I happen to know exactly how much time I spend on Facebook on my computer; I use an app called Rescue Time to track my hours to help me with client billing — and to keep my honest about my social media use. Even though I’ve worked hard to decrease the amount of time I spend on social media during my work days, I still spend about three and a half hours using Facebook out of the 55 hours or so a week I work at my desk.
Yes, a bit of that is work related; following professional groups, sharing links to work I’ve written (a requirement from many of my clients) but way too much of that time involves the Facebook rabbit hole of friend’s updates and pictures, funny videos, and other nonsense that doesn’t improve my life at all.
Even worse? That doesn’t even count the amount of time I spend on Facebook via my phone. I stopped bringing my laptop down from my office in the evenings, preferring to spend the dinner hour and my daughter’s pre-bedtime hour offline, but I do keep my phone handy and after my daughter goes to bed I easily pick it up for another half hour or 45 minutes (or even more if something juicy is happening).

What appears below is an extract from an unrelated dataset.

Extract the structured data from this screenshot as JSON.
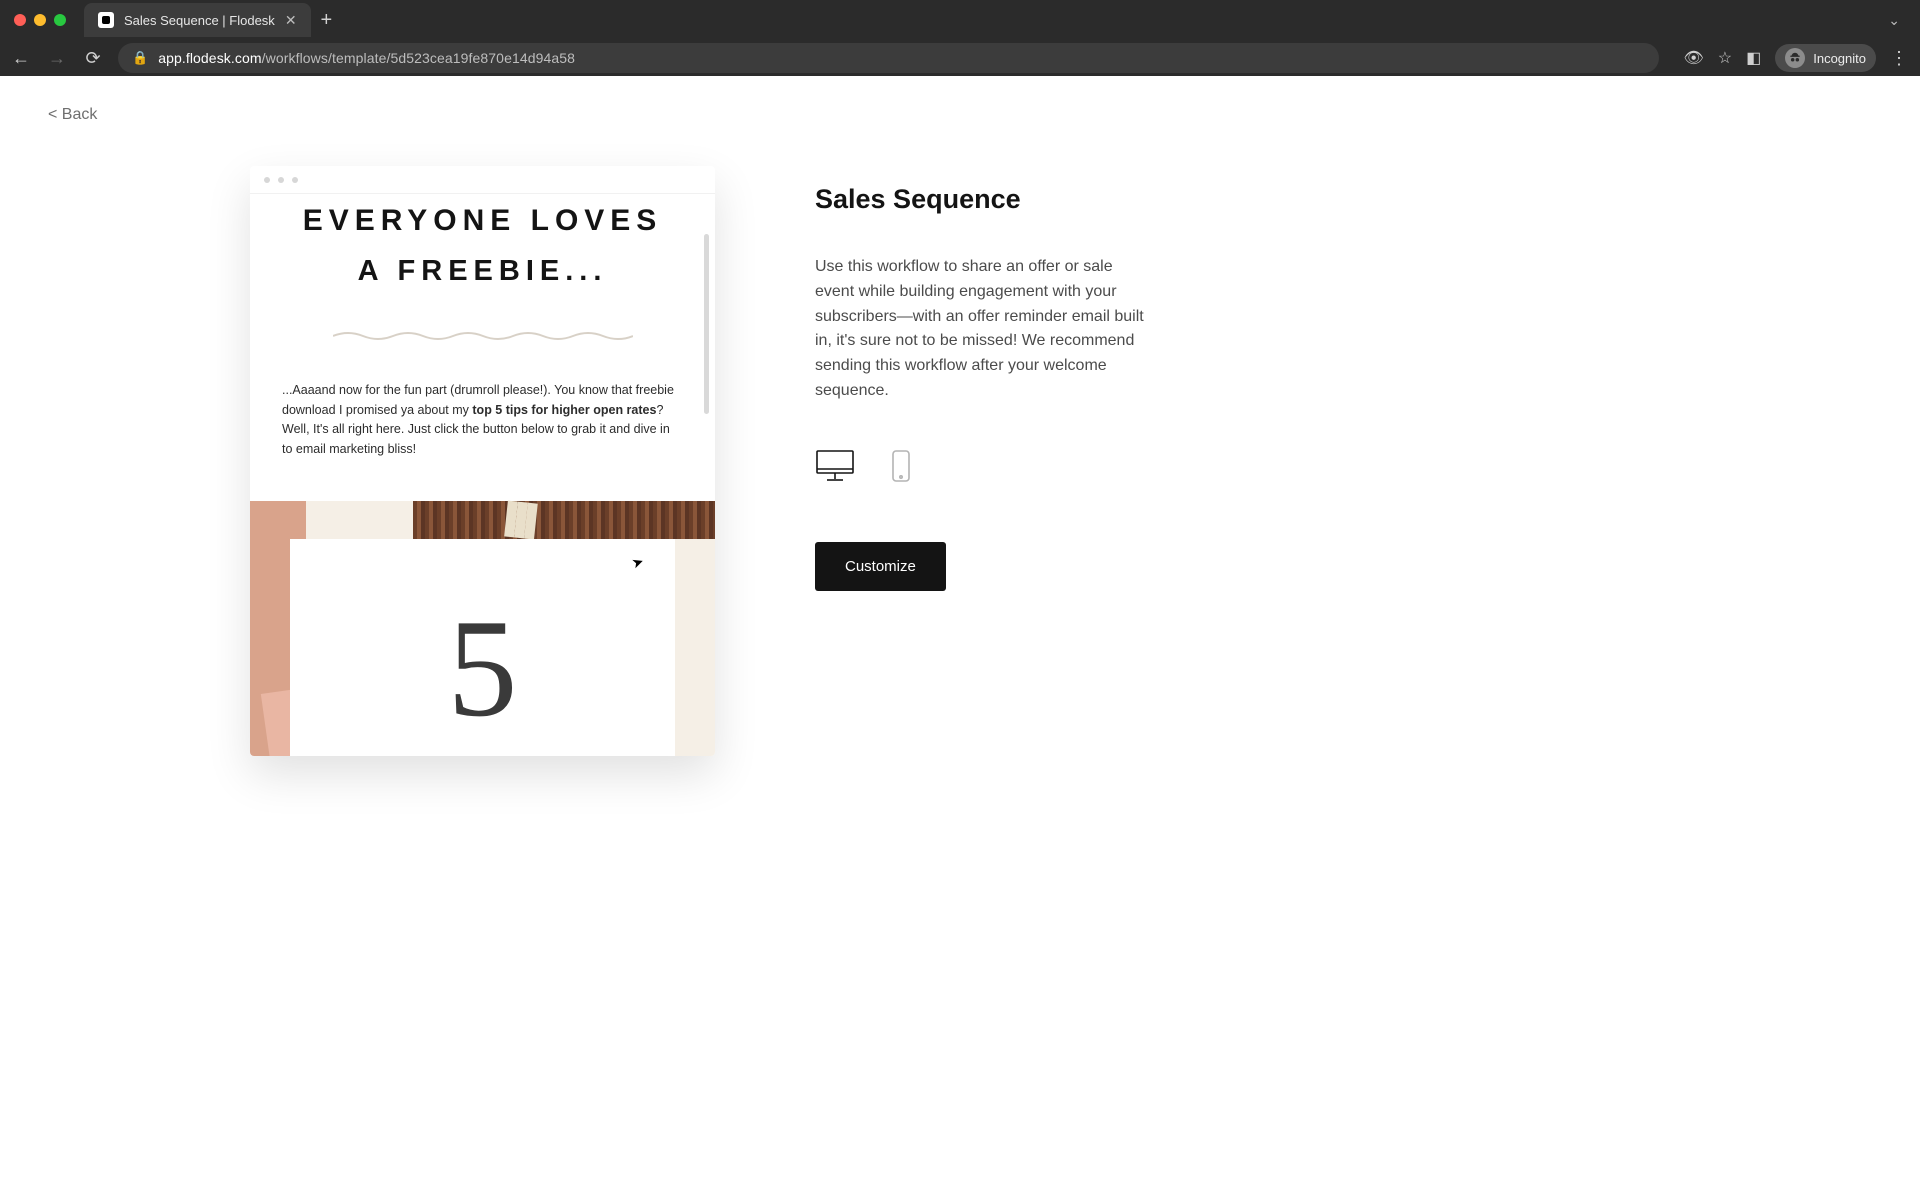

And what’s the first thing I check? If I’m honest, it’s not my friend’s updates. It’s that little red box with numbers on it — my notifications. I want to see who commented on my posts and liked my photos. Yes, my favorite part of Facebook has become the pseudo-affirmation I get from my 4,200 “friends”.
After chatting with my sober friend about my time spent on Facebook, I was able to step back a moment and realize that for me — a sober alcoholic who has to fight daily to overcome her narcissistic tendencies — this is not healthy behavior (and please, know I’m saying this for me alone and I am absolutely not judging you or your Facebook time) .
In other words, yes, I do have two hours in my week that I can devote to focusing on my recovery. I can do it by giving up two hours of the time I spend on Facebook.
In a brilliant New York Times article, psychologist and MIT Professor Sherry Turkle talks in depth about the difference between real life conversation and digital conversation.
We are tempted to think that our little “sips” of online connection add up to a big gulp of real conversation. But they don’t. E-mail, Twitter, Facebook, all of these have their places — in politics, commerce, romance and friendship. But no matter how valuable, they do not substitute for conversation.
Connecting in sips may work for gathering discrete bits of information or for saying, “I am thinking about you.” Or even for saying, “I love you.” But connecting in sips doesn’t work as well when it comes to understanding and knowing one another. In conversation we tend to one another. (The word itself is kinetic; it’s derived from words that mean to move, together.) We can attend to tone and nuance. In conversation, we are called upon to see things from another’s point of view.
When I sit down with other recovering alcoholics I quench my thirst (pardon the pun) for intimacy, connection, and understanding. It’s not a sip, it’s a whole damn gallon of connection. I need more of that in my life.
I’ve decided to view my Facebook time — something I am not willing to give up completely — as being restricted in the same way I’ve restricted my calories to help me lose weight. Basically, I’m on a Facebook diet. I allow myself a morning check in, a lunchtime peek, and then nothing until dinner time. Well, I try: it’s hard work to go post a link over there and then NOT click on that little red box. But I’m managing to do it more often than not, just like I manage to not eat ice cream on my diet more often than not.
And best of all? I’m also getting lots more work done. What do ya know.
I did not come up with the idea of “Facebook Diet,” for the record. That honor goes to Gemini Adams, author of the book The Facebook Diet: 50 Funny Signs of Facebook Addiction and Ways to Unplug with a Digital Detox (The Unplug Series).